The only 2 players that have the natural position of right wing on the Canucks are Vadim Sharifjanov and Trent Klatt. Obviously Sharifjanov is not ready for the NHL and Trent Klatt has proven that he can play in the NHL. The Canucks might be looking for a player of Klatt’s caliber. A player that gives 110% every game, can hit, and can put the puck in the net.
Players mentioned that are interested in coming to Vancouver are Mike Keane of the Dallas Stars, Donald Audette of the Buffalo Sabres, and Steve Heinze also of the Buffalo Sabres. All of these players are UFA. So the Canucks would not have to give up anything to get them.
I have heard Mike Keane’s name mentioned in the paper lately. I don
Last year was slim pickings for the Ducks; this year, they hit the
jackpot. If he finds a fifth gear to go with his Bure-like hands,
small-but-deadly winger Stan Tchistov (5-9, 165) could team up with Paul
Kariya to form the top scoring tandem in the league. If he doesn’t,
he’s still a can’t-miss electrifying talent. Defenseman Mark Popovic
(35th overall) is as reliable as they come, and could soon find himself
paired with Vitaly Vishnevski on the top unit. Joel Stepp, with speed
and grit, was a good third round pick.
Looking at Patrik Stefan after two years, it’s understandable why the
Thrashers were nervous about having the #1 pick again this year. But
they played it safe, refrained from making a hasty trade, and took the
best 18-year old hockey player in the world. Ilya Kovalchuk is head and
shoulders above Stefan, clearly the top talent this year. He should
make the roster this fall, and he could be an 80-point player by age
21. Little to shout about in the later rounds, though. Defenseman
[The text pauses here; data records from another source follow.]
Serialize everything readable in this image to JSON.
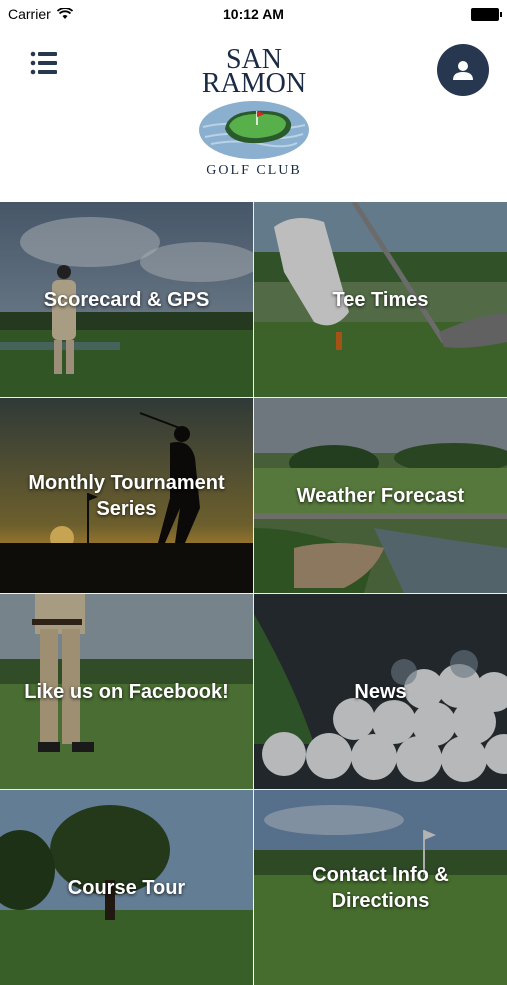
{
  "status_bar": {
    "carrier": "Carrier",
    "time": "10:12 AM"
  },
  "header": {
    "logo": {
      "line1": "SAN",
      "line2": "RAMON",
      "line3": "GOLF CLUB"
    },
    "menu_icon": "list-icon",
    "profile_icon": "user-icon",
    "accent_color": "#26374f"
  },
  "tiles": [
    {
      "label": "Scorecard & GPS"
    },
    {
      "label": "Tee Times"
    },
    {
      "label": "Monthly Tournament\nSeries"
    },
    {
      "label": "Weather Forecast"
    },
    {
      "label": "Like us on Facebook!"
    },
    {
      "label": "News"
    },
    {
      "label": "Course Tour"
    },
    {
      "label": "Contact Info & Directions"
    }
  ]
}
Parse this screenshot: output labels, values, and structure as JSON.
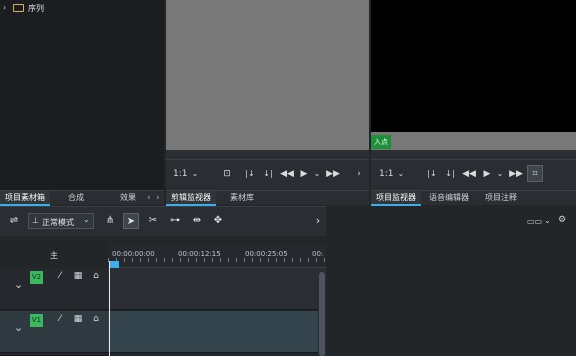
{
  "project_bin": {
    "tree_item": "序列",
    "tabs": [
      "项目素材箱",
      "合成",
      "效果"
    ]
  },
  "clip_monitor": {
    "zoom": "1:1",
    "tabs": [
      "剪辑监视器",
      "素材库"
    ]
  },
  "project_monitor": {
    "zoom": "1:1",
    "in_point_label": "入点",
    "tabs": [
      "项目监视器",
      "语音编辑器",
      "项目注释"
    ]
  },
  "timeline": {
    "mode_label": "正常模式",
    "master_label": "主",
    "ruler": [
      "00:00:00:00",
      "00:00:12:15",
      "00:00:25:05",
      "00:"
    ],
    "tracks": [
      {
        "name": "V2",
        "color": "#3ab75f"
      },
      {
        "name": "V1",
        "color": "#3ab75f"
      }
    ]
  },
  "colors": {
    "accent": "#3daee9",
    "in_point": "#1f8f3a",
    "track_badge": "#3ab75f"
  }
}
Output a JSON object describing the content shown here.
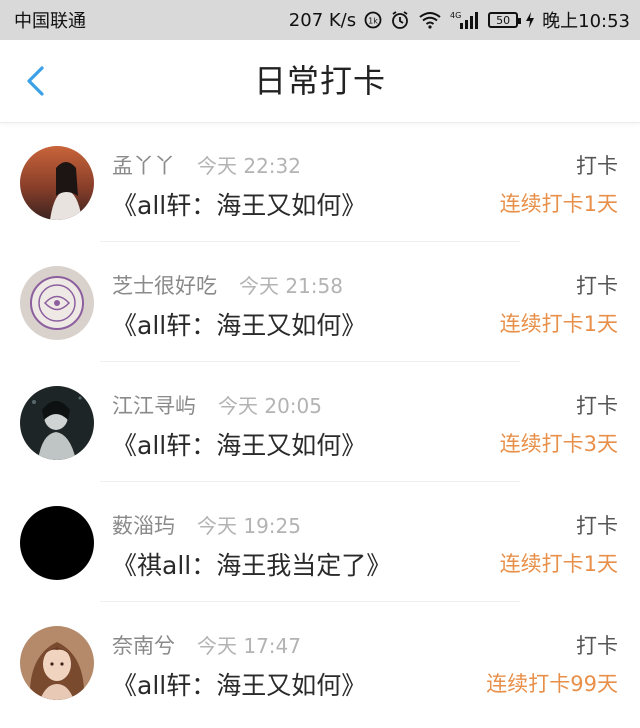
{
  "status_bar": {
    "carrier": "中国联通",
    "speed": "207 K/s",
    "network": "4G",
    "battery": "50",
    "time": "晚上10:53"
  },
  "header": {
    "title": "日常打卡",
    "back_icon": "chevron-left-icon",
    "accent_color": "#3aa0e8"
  },
  "colors": {
    "streak": "#e8904a",
    "muted": "#8a8a8a"
  },
  "feed": [
    {
      "name": "孟丫丫",
      "time": "今天 22:32",
      "book": "《all轩：海王又如何》",
      "action": "打卡",
      "streak": "连续打卡1天"
    },
    {
      "name": "芝士很好吃",
      "time": "今天 21:58",
      "book": "《all轩：海王又如何》",
      "action": "打卡",
      "streak": "连续打卡1天"
    },
    {
      "name": "江江寻屿",
      "time": "今天 20:05",
      "book": "《all轩：海王又如何》",
      "action": "打卡",
      "streak": "连续打卡3天"
    },
    {
      "name": "薮淄玙",
      "time": "今天 19:25",
      "book": "《祺all：海王我当定了》",
      "action": "打卡",
      "streak": "连续打卡1天"
    },
    {
      "name": "奈南兮",
      "time": "今天 17:47",
      "book": "《all轩：海王又如何》",
      "action": "打卡",
      "streak": "连续打卡99天"
    }
  ]
}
Brian Sipotz was a nice pick at #100, he’s huge (6-7, 230), sturdy, and
could be a solid defensive defenseman down the road.
Boston B Read more »